Nationwide Live: 21 song opus culled from national touring dates

Southern Barber Supply: 16 song CD. Greg Nicholl of Creative Loafing Atlanta called it "the greatest one-band compilation since The Turtles' "Battle of the Bands".

Oodjie-Boodjie Night Night: 8 song 12" vinyl ep
Cashmere Jungle Lords: 4 song 7 " vinyl

All of the original songs on Southern Barber Supply have been featured on Real World and Road Rules episodes on MTV. The band recently re-licensed Bloodstone Follies and Southern Barber Supply to MTV & Oxygen Networks.

Photos

Bio

Cashmere Jungle Lords has been entertaining audiences for three decades. Recent highlights include FloydFest 2008, opening for Gov't Mule at Summerfest 2007 in Manteo, NC and playing on the 24th Street Stage at the Virginia Beach Neptune Festival. They also kicked off the inaugural edition of the Capitol City Carnival in Centreville, VA, playing on the Starrlight Lounge Stage with Yard Dogs Road Show.

The band recently aired on the current season of the PBS television show "Music Seen", turning in a knockout performance with stage apparel hinting at their vaudeville rock leanings.

They released their 3rd CD, Cashmere Jungle Lords/Oodjie-Boodjie Night-Night, on Little Abner Records in spring 2008. The previous disc, Bloodstone Follies, received widespread critical acclaim.

They have toured the eastern half of the US countless times, and did a trans-continental El Nino Tour to promote their first CD, Southern Barber Supply.

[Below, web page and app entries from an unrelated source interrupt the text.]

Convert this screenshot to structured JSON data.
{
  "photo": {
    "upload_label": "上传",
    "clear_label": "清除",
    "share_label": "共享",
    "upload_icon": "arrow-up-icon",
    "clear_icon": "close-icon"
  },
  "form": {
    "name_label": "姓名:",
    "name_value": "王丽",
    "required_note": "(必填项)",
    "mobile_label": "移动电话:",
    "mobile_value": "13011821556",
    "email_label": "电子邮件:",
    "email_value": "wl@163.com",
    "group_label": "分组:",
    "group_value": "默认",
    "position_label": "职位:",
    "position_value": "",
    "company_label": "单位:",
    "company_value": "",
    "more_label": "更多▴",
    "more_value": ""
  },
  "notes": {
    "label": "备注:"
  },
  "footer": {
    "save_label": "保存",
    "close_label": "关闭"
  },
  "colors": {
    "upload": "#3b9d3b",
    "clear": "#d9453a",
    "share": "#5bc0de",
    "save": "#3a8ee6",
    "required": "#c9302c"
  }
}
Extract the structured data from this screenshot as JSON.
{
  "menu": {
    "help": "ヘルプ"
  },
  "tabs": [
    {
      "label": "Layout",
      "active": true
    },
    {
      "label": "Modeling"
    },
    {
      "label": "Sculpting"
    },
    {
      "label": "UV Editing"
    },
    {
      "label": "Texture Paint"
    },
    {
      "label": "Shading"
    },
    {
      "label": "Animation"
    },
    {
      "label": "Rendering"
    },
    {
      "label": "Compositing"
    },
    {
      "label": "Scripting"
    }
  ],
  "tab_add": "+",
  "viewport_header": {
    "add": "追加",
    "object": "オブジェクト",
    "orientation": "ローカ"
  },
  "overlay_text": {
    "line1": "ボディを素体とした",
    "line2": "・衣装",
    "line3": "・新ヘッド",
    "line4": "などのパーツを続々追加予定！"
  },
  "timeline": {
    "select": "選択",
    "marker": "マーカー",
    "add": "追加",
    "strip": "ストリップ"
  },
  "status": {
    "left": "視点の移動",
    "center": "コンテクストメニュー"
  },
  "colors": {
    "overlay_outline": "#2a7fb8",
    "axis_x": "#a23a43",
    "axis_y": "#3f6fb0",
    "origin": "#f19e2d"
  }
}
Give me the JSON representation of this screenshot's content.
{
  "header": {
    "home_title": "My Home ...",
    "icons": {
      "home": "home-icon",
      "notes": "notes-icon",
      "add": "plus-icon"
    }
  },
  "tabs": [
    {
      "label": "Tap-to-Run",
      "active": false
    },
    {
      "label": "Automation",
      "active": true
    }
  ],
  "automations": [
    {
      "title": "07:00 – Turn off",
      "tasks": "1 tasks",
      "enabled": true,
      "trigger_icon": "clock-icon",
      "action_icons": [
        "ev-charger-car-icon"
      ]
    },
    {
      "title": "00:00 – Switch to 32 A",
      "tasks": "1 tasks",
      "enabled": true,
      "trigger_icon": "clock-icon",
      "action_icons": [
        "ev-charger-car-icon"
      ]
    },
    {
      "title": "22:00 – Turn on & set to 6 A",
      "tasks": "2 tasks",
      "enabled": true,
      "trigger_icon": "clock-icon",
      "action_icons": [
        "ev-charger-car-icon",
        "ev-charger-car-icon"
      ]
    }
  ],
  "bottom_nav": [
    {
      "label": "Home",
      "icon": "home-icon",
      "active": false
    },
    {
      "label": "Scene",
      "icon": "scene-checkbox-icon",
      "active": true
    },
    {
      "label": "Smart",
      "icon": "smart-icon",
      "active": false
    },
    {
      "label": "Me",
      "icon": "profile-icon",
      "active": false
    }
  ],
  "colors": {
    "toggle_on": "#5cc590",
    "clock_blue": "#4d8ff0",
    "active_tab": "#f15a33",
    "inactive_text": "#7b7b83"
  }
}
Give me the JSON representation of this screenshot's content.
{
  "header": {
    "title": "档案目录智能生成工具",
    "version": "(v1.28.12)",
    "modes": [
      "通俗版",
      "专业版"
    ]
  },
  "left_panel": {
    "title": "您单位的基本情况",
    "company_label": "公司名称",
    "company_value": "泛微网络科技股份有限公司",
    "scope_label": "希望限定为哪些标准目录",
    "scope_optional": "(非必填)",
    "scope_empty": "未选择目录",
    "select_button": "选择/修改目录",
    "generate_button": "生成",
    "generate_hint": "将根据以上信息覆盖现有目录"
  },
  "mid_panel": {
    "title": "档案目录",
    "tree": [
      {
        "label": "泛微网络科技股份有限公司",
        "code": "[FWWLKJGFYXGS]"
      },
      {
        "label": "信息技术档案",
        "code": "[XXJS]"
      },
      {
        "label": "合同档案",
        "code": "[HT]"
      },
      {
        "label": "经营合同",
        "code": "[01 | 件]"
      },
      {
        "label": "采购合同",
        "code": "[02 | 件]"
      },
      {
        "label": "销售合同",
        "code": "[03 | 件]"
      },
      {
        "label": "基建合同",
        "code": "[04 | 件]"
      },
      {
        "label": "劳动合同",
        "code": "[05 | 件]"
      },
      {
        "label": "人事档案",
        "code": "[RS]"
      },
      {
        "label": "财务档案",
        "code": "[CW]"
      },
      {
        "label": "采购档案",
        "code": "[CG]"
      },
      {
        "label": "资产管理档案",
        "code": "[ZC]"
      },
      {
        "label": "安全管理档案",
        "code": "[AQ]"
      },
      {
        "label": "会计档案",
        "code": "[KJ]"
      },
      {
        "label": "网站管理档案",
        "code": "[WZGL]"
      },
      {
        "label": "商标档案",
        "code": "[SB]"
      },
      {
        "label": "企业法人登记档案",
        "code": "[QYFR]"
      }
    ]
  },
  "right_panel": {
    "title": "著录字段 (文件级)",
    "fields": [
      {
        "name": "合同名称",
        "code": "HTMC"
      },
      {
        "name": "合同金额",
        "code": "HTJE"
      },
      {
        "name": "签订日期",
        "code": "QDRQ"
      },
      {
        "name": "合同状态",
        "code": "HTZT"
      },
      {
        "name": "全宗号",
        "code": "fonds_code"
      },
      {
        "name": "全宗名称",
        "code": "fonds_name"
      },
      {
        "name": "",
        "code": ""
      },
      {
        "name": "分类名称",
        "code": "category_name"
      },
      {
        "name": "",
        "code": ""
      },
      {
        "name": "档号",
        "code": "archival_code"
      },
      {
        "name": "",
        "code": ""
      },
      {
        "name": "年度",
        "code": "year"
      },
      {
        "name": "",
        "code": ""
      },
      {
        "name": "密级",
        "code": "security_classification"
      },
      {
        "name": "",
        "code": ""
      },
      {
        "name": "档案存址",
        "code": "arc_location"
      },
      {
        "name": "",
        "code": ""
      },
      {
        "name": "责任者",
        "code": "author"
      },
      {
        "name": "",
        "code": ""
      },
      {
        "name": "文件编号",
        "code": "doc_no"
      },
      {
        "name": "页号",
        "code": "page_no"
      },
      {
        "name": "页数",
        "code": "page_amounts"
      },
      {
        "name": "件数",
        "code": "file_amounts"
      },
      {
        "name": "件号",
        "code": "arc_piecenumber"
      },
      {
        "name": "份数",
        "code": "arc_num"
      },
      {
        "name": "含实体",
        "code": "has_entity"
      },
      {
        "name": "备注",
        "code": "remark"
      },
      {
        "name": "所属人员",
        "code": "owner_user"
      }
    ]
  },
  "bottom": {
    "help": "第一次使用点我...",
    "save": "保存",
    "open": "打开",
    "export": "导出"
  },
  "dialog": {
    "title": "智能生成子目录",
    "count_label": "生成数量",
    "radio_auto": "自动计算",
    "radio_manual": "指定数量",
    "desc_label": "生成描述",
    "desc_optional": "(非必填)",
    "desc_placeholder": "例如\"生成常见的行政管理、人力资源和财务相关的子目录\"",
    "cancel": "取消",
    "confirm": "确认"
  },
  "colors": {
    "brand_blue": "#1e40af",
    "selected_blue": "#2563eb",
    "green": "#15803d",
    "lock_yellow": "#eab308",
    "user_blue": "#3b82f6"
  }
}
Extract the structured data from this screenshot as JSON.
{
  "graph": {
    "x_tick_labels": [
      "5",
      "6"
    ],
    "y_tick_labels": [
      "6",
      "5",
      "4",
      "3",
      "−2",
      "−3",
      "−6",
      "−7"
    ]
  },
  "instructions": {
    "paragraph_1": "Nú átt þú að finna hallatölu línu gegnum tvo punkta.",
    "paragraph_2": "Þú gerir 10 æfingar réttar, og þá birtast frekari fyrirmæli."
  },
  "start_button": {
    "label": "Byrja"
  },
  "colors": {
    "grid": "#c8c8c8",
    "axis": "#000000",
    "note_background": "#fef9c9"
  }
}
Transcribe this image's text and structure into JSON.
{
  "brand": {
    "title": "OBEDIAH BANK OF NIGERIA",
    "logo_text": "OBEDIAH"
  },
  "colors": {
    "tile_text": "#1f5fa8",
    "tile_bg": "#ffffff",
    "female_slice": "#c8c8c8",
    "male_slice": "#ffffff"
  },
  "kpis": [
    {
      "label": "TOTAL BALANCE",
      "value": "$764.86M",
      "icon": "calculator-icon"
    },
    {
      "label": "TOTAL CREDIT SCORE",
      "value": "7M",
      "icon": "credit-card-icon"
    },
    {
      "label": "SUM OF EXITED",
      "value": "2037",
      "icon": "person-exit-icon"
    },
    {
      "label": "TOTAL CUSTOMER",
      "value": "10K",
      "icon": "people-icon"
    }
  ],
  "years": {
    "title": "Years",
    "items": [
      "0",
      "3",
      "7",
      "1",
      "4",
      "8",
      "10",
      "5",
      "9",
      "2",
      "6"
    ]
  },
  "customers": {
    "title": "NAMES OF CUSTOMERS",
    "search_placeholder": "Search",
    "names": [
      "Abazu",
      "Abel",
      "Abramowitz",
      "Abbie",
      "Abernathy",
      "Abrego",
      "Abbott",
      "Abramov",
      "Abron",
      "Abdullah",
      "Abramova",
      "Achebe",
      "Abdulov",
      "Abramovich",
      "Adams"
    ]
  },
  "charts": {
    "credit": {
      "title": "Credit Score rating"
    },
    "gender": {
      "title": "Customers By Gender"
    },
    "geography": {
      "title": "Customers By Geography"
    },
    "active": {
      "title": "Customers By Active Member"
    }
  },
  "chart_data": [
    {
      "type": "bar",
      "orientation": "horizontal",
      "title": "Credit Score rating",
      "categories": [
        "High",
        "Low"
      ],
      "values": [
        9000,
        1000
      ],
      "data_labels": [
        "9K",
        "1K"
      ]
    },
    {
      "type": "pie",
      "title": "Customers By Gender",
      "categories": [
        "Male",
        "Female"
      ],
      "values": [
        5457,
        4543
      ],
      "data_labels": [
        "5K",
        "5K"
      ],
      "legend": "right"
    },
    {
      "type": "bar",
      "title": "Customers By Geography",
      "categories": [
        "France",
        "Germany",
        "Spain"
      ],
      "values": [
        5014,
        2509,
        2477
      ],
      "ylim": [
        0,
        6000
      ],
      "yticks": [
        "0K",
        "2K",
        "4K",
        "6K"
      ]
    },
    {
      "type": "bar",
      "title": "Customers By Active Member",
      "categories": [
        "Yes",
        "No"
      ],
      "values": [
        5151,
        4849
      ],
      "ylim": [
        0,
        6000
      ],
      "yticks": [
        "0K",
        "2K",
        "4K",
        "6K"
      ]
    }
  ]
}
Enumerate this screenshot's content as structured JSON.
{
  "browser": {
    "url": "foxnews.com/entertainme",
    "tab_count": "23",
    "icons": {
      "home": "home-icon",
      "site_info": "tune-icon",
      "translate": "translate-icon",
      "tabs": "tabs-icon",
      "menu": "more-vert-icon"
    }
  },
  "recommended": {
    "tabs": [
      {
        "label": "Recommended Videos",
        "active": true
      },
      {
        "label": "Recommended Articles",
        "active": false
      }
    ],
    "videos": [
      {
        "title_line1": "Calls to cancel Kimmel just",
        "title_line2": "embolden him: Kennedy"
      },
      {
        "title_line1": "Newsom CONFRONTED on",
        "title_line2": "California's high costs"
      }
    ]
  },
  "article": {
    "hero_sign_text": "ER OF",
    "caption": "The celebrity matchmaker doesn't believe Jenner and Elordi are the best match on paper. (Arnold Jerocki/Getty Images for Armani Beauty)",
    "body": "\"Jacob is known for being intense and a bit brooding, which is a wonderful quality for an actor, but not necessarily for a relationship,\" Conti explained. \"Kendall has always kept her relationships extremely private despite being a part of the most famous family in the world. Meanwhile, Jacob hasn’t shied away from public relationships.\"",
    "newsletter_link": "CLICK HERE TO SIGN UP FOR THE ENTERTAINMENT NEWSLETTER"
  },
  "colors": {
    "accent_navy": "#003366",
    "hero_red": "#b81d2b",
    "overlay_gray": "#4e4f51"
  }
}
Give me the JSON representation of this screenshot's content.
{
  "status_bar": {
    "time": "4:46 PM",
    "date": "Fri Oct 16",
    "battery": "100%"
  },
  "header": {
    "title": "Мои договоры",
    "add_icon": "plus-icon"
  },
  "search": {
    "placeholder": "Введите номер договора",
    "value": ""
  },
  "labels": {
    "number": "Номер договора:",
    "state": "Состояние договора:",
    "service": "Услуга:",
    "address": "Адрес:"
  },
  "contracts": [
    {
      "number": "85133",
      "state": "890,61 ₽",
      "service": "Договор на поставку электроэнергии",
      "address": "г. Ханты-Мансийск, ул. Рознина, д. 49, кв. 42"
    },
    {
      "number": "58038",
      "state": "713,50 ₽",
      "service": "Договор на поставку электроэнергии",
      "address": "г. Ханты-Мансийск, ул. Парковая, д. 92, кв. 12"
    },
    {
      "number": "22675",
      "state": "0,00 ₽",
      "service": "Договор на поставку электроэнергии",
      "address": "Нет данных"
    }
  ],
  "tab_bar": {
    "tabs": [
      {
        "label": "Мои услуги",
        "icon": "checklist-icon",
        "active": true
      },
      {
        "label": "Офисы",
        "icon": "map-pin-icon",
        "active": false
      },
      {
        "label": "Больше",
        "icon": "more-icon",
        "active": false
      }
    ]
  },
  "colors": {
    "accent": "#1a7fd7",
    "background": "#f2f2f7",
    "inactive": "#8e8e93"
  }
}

Numerous songs have been successfully licensed to television. You can hear the music in the soundtracks of shows on MTV and Oxygen Network and NBC's Friday Night Lights. The band is working with independent directors to license tracks for film. Southern Barber Supply was an huge success (Greg Nichol of Atlanta’s Creative Loafing called it “one of my top three of the year”, and stated “it may be the greatest one band compilation album since the Turtles Battle of the Bands”. All the original tracks found their way onto MTV Real World and Road Rules episodes. Red Eye in Chapel Hill, NC handled distribution. An eight-week 120-station radio promotion by Dalin Promotions of Miami, FL yielded heavy and medium rotation spins across the country.

The music is Southern-fried Salsa Surfabilly or Western Surf Jungle Rock. It has infectious dance rhythms and finds inspiration in classic pop a la Chuck Berry, Fats Domino, Doo-Wop, Johnny Cash, Buddy Holly, The Ventures, The Shadows, The Rolling Stones and The Beatles. The current line-up includes Dominic Carpin (the inventor of amp-surfing) on guitar and vocals, “Sheriff” Todd Woodson on drums and backing vocals, and Bryan “Bubbalicious” Martin on bass and backing vocals.

The hybridized rootsy sound gives the group far-reaching appeal. They perform electric music in a somewhat standard bass guitar & drum format, but also deliver an acoustic “swamp set” incorporating double bass fiddle, congas, bongos, tambourine and maracas. The swamp set has graced the airwaves numerous times live on college radio across the nation. They are very versatile and are capable of custom-tailoring set lists, volumes and performance style for night clubs, weddings, outdoor festivals and dances.

The group has also released two critically acclaimed vinyl records: a self-titled four-song seven-inch ep and an eight song twelve inch ep entitled Oodjie Boodjie Night Night. Their repertoire of over 150 original hits and unique versions of songs like Jezebel by Frankie Laine and Whatever Lola Wants from the musical Damn Yankees always generates an enthusiastic response from crowds everywhere. They even perform a dance rock version of Beethoven’s Ode to Joy.

Consider this list of national acts they have performed with: The Who, Gov’t Mule, Bruce Hornsby, Widespread Panic, Los Straightjackets, Buckwheat Zydeco, They Might Be Giants, and Southern Culture on the Skids, among others. Lend an ear and enjoy their sound.